The mid-2000s were an interesting time for the horror genre—outside of the ’90s boom, but not quite into the resurgence of the next decade. Creators and studios were looking for something different as they wanted new ways to cash in on the movie-going audience. That led us to Stay Alive, a clever crossover into video game horror. Let’s take a look at what makes Stay Alive, which was released on March 24, 2006, so fun to look back on fifteen years later.
Stay Alive is directed by William Brent Bell (The Boy 2016) and is co-written by Bell and Matthew Peterman (The Devil Inside 2012). After a beta tester dies playing a new underground video game, his friend and their crew play the game and start to research the strange deaths that mount up around them. While the dialogue is very much a capsule of 2006, the trope-laden characters lead the audience into nostalgia reminiscent of their own teenage game nights. This film stars Jon Foster (Suits TV series), Samaire Armstrong (The O.C. TV series), Frankie Muniz (Malcolm In The Middle TV series), and Sophia Bush (The Hitcher 2007). The cast are truly staples of this time period and do a solid job getting the tension across.
The video game they’re playing is essentially a real life recreation of the Elizabeth Bathory murders of the 1600s. They use a unique style to garner tension as you see the accurate-looking game characters moving around in the game world trying to survive. The places and results of the game mirror what happens in real life, so the stakes are high in both places. The game graphics look cool for the time period, and the set used for the real Bathory house makes the perfect location for the film’s climax. The characters must figure out how to stop Bathory before the game is over, and we get a barrage of different jump scares along the way.

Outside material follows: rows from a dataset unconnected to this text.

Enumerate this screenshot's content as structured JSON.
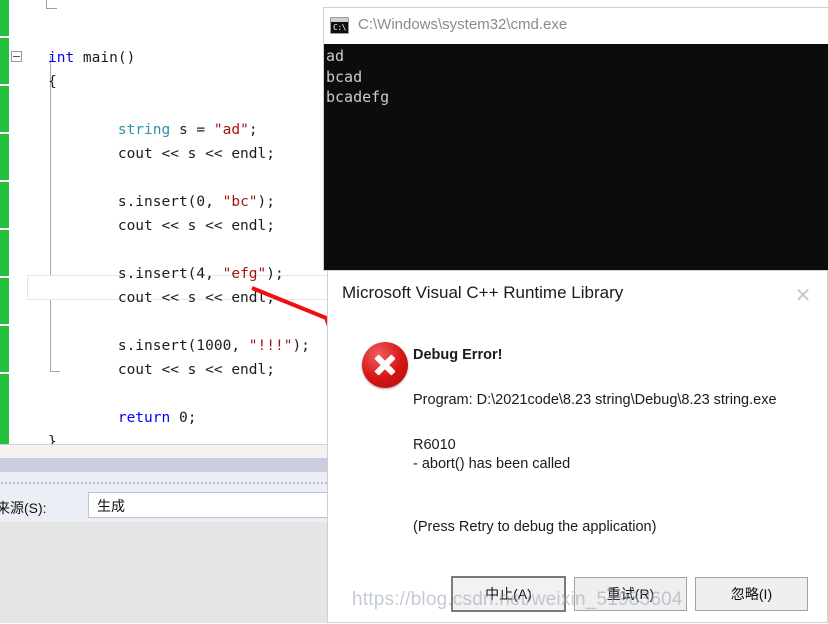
{
  "editor": {
    "code_lines": [
      {
        "indent": 0,
        "tokens": [
          {
            "t": "int ",
            "c": "kw"
          },
          {
            "t": "main()",
            "c": "plain"
          }
        ]
      },
      {
        "indent": 0,
        "tokens": [
          {
            "t": "{",
            "c": "plain"
          }
        ]
      },
      {
        "indent": 0,
        "tokens": [
          {
            "t": "",
            "c": "plain"
          }
        ]
      },
      {
        "indent": 1,
        "tokens": [
          {
            "t": "string",
            "c": "type"
          },
          {
            "t": " s = ",
            "c": "plain"
          },
          {
            "t": "\"ad\"",
            "c": "str"
          },
          {
            "t": ";",
            "c": "plain"
          }
        ]
      },
      {
        "indent": 1,
        "tokens": [
          {
            "t": "cout << s << endl;",
            "c": "plain"
          }
        ]
      },
      {
        "indent": 0,
        "tokens": [
          {
            "t": "",
            "c": "plain"
          }
        ]
      },
      {
        "indent": 1,
        "tokens": [
          {
            "t": "s.insert(0, ",
            "c": "plain"
          },
          {
            "t": "\"bc\"",
            "c": "str"
          },
          {
            "t": ");",
            "c": "plain"
          }
        ]
      },
      {
        "indent": 1,
        "tokens": [
          {
            "t": "cout << s << endl;",
            "c": "plain"
          }
        ]
      },
      {
        "indent": 0,
        "tokens": [
          {
            "t": "",
            "c": "plain"
          }
        ]
      },
      {
        "indent": 1,
        "tokens": [
          {
            "t": "s.insert(4, ",
            "c": "plain"
          },
          {
            "t": "\"efg\"",
            "c": "str"
          },
          {
            "t": ");",
            "c": "plain"
          }
        ]
      },
      {
        "indent": 1,
        "tokens": [
          {
            "t": "cout << s << endl;",
            "c": "plain"
          }
        ]
      },
      {
        "indent": 0,
        "tokens": [
          {
            "t": "",
            "c": "plain"
          }
        ]
      },
      {
        "indent": 1,
        "tokens": [
          {
            "t": "s.insert(1000, ",
            "c": "plain"
          },
          {
            "t": "\"!!!\"",
            "c": "str"
          },
          {
            "t": ");",
            "c": "plain"
          }
        ]
      },
      {
        "indent": 1,
        "tokens": [
          {
            "t": "cout << s << endl;",
            "c": "plain"
          }
        ]
      },
      {
        "indent": 0,
        "tokens": [
          {
            "t": "",
            "c": "plain"
          }
        ]
      },
      {
        "indent": 1,
        "tokens": [
          {
            "t": "return",
            "c": "kw"
          },
          {
            "t": " 0;",
            "c": "plain"
          }
        ]
      },
      {
        "indent": 0,
        "tokens": [
          {
            "t": "}",
            "c": "plain"
          }
        ]
      }
    ],
    "change_bar_color": "#22c03c",
    "keyword_color": "#0000ff",
    "type_color": "#2b91af",
    "string_color": "#a31515"
  },
  "output_panel": {
    "source_label": "来源(S):",
    "source_value": "生成"
  },
  "cmd_window": {
    "title": "C:\\Windows\\system32\\cmd.exe",
    "icon": "cmd-console-icon",
    "console_lines": [
      "ad",
      "bcad",
      "bcadefg"
    ],
    "background": "#0c0c0c",
    "foreground": "#cccccc"
  },
  "dialog": {
    "title": "Microsoft Visual C++ Runtime Library",
    "close_glyph": "✕",
    "icon": "error-circle-icon",
    "heading": "Debug Error!",
    "program_line": "Program: D:\\2021code\\8.23 string\\Debug\\8.23 string.exe",
    "error_code": "R6010",
    "error_detail": "- abort() has been called",
    "hint": "(Press Retry to debug the application)",
    "buttons": [
      {
        "label": "中止(A)",
        "name": "abort-button",
        "primary": true
      },
      {
        "label": "重试(R)",
        "name": "retry-button",
        "primary": false
      },
      {
        "label": "忽略(I)",
        "name": "ignore-button",
        "primary": false
      }
    ]
  },
  "annotation": {
    "arrow_color": "#ee1111"
  },
  "watermark": {
    "text": "https://blog.csdn.net/weixin_51983604"
  }
}
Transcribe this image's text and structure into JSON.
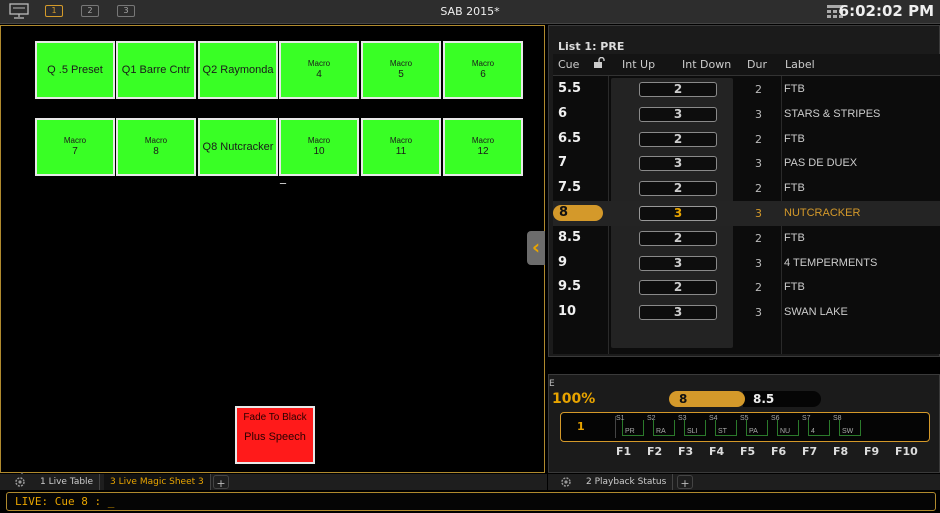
{
  "topbar": {
    "show_title": "SAB 2015*",
    "clock": "6:02:02 PM",
    "workspaces": [
      "1",
      "2",
      "3"
    ]
  },
  "magic_sheet": {
    "row1": [
      {
        "type": "big",
        "text": "Q .5 Preset"
      },
      {
        "type": "big",
        "text": "Q1 Barre Cntr"
      },
      {
        "type": "big",
        "text": "Q2 Raymonda"
      },
      {
        "type": "macro",
        "label": "Macro",
        "num": "4"
      },
      {
        "type": "macro",
        "label": "Macro",
        "num": "5"
      },
      {
        "type": "macro",
        "label": "Macro",
        "num": "6"
      }
    ],
    "row2": [
      {
        "type": "macro",
        "label": "Macro",
        "num": "7"
      },
      {
        "type": "macro",
        "label": "Macro",
        "num": "8"
      },
      {
        "type": "big",
        "text": "Q8 Nutcracker"
      },
      {
        "type": "macro",
        "label": "Macro",
        "num": "10"
      },
      {
        "type": "macro",
        "label": "Macro",
        "num": "11"
      },
      {
        "type": "macro",
        "label": "Macro",
        "num": "12"
      }
    ],
    "tilde": "_",
    "red_button": {
      "line1": "Fade To Black",
      "line2": "Plus Speech"
    },
    "colors": {
      "green": "#39ff25",
      "red": "#ff1a1a",
      "accent": "#d4992a"
    }
  },
  "cue_list": {
    "title": "List 1: PRE",
    "headers": {
      "cue": "Cue",
      "int_up": "Int Up",
      "int_down": "Int Down",
      "dur": "Dur",
      "label": "Label"
    },
    "rows": [
      {
        "cue": "5.5",
        "int": "2",
        "dur": "2",
        "label": "FTB",
        "selected": false
      },
      {
        "cue": "6",
        "int": "3",
        "dur": "3",
        "label": "STARS & STRIPES",
        "selected": false
      },
      {
        "cue": "6.5",
        "int": "2",
        "dur": "2",
        "label": "FTB",
        "selected": false
      },
      {
        "cue": "7",
        "int": "3",
        "dur": "3",
        "label": "PAS DE DUEX",
        "selected": false
      },
      {
        "cue": "7.5",
        "int": "2",
        "dur": "2",
        "label": "FTB",
        "selected": false
      },
      {
        "cue": "8",
        "int": "3",
        "dur": "3",
        "label": "NUTCRACKER",
        "selected": true
      },
      {
        "cue": "8.5",
        "int": "2",
        "dur": "2",
        "label": "FTB",
        "selected": false
      },
      {
        "cue": "9",
        "int": "3",
        "dur": "3",
        "label": "4 TEMPERMENTS",
        "selected": false
      },
      {
        "cue": "9.5",
        "int": "2",
        "dur": "2",
        "label": "FTB",
        "selected": false
      },
      {
        "cue": "10",
        "int": "3",
        "dur": "3",
        "label": "SWAN LAKE",
        "selected": false
      }
    ]
  },
  "playback": {
    "edge_label": "E",
    "percent": "100%",
    "current_cue": "8",
    "next_cue": "8.5",
    "fader_num": "1",
    "slots": [
      {
        "s": "S1",
        "lbl": "PR"
      },
      {
        "s": "S2",
        "lbl": "RA"
      },
      {
        "s": "S3",
        "lbl": "SLI"
      },
      {
        "s": "S4",
        "lbl": "ST"
      },
      {
        "s": "S5",
        "lbl": "PA"
      },
      {
        "s": "S6",
        "lbl": "NU"
      },
      {
        "s": "S7",
        "lbl": "4"
      },
      {
        "s": "S8",
        "lbl": "SW"
      }
    ],
    "fkeys": [
      "F1",
      "F2",
      "F3",
      "F4",
      "F5",
      "F6",
      "F7",
      "F8",
      "F9",
      "F10"
    ]
  },
  "tabs_left": [
    "1 Live Table",
    "3 Live Magic Sheet 3"
  ],
  "tabs_right": [
    "2 Playback Status"
  ],
  "tab_plus": "+",
  "command_line": "LIVE: Cue  8 :  _"
}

Stay Alive is far from the first to go into video game territory. Brainscan did it wonderfully in 1994, and we’ve seen it copied on a lot of teenage horror anthology shows. Horror and video games often go hand-in-hand (check out our writers reviewing the scariest video games they’ve played here), but Stay Alive is well paced and mixes the two arts with a fine balance. It’s no surprise that this film is still an easy watch after fifteen years.